“I am not saying it is bad. There is a reason because in the beginning of co-ops, it was men who got it started and men who ran it. When it came time to change board members, those early members would pass it over to someone they knew. Or someone they were related to. So it just perpetuated itself. Also, it has led to some directors serving many years – even decades.”
Morgan said that to better serve the future of the co-op, it was necessary for her to consider only the quality of nominees, regardless of gender or race. As it turned out, the board identified two men as potential nominees.
The growing sophistication of boards will lead to greater diversity throughout the cooperative network, Morgan believes.
The biggest challenge, she said, is reaching all younger members in a meaningful way that inspires them to identify with their co-ops and participate as members, not just as consumers. “We need new ideas and fresh perspectives,” she said.
For her, she said she is always grateful for her opportunity.
“I feel so blessed for this to have come into my life. Now, even ten years later, every day I feel like serving on this board makes me feel like I contribute to a greater good,” she said.
What surprised you most about joining the board?

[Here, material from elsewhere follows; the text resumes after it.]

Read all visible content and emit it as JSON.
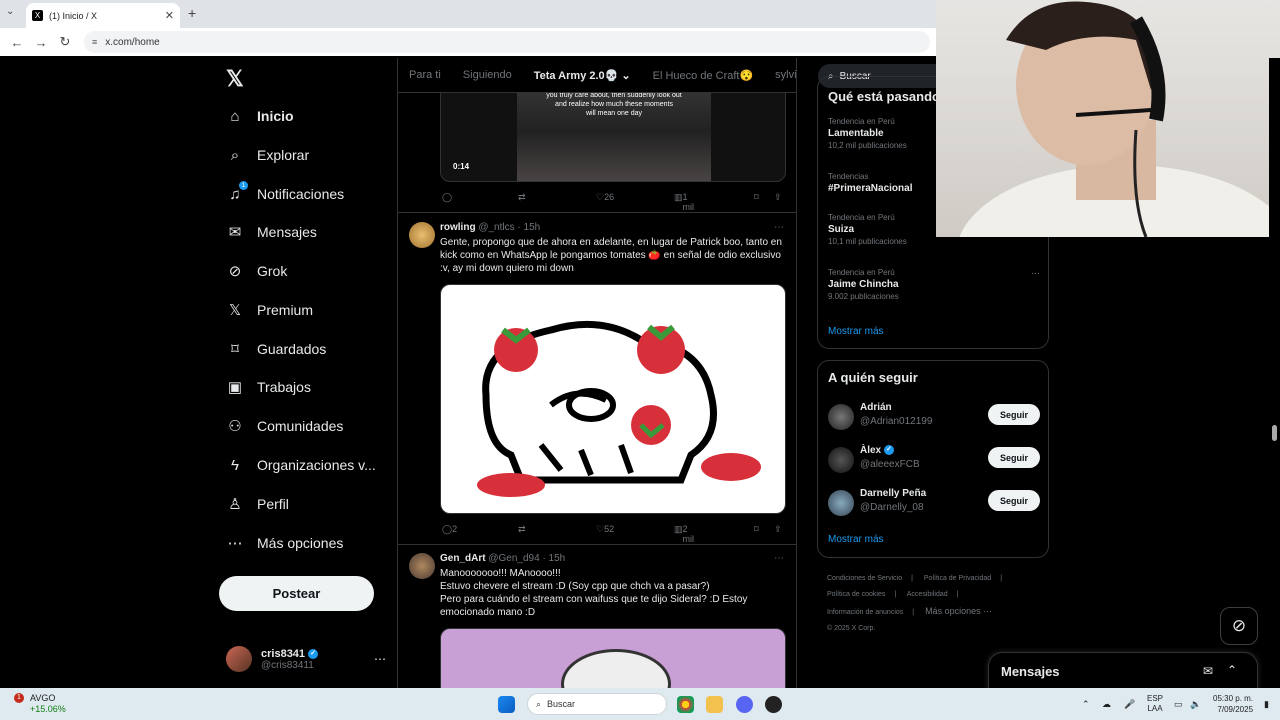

I was so naïve. I thought it would be like a volunteer opportunity and I remember thinking, ‘Sure, I will help out.’ I remember my first meeting and the next week I went to a statewide. The language was confusing. All the terms and acronyms! I was always asking, ‘What does this or that mean?’ I had no idea how much knowledge you needed to understand power supply and infrastructure. It was trial by fire. Thankfully, I had the time to devote to it, but I didn’t realize how much time it would take to even have information enough to begin asking the right questions. I didn’t know the impact our decisions would have on our members.
Was your training and director education helpful?
I was thankful about the requirement [at my co-op] that we obtain our CCD and BLC. It was so vital. I recently earned my Gold credential. I had no idea how much it would impact what I knew about business or technology or power delivery or the democratic governance process. My colleagues on the board are great and knowledgeable. They embraced me and never put pressure on me. From my first day to today, I feel like we strive for the same goals. Also, our management team is first class. Our CEO Jim Mangum is phenomenal. That is key. We listen to his recommendations and then discuss.
What impresses you most about the cooperative business model?
It is so refreshing to focus on members and put them first before profits. We have about 40,000 meters in seven counties we are responsible for. As a member, the thing that keeps you on track is asking, ‘How would this decision affect me?’ You put yourself in their place.
Are you concerned that younger people – male and female – are missing the message about rural electric cooperatives?
Younger people are more socially conscious. We need to tell the story about how our mission is to improve the quality of life. We need to share our core values — that we take pride in our work and work together. It is all about being selfless. They will respond to a message like that.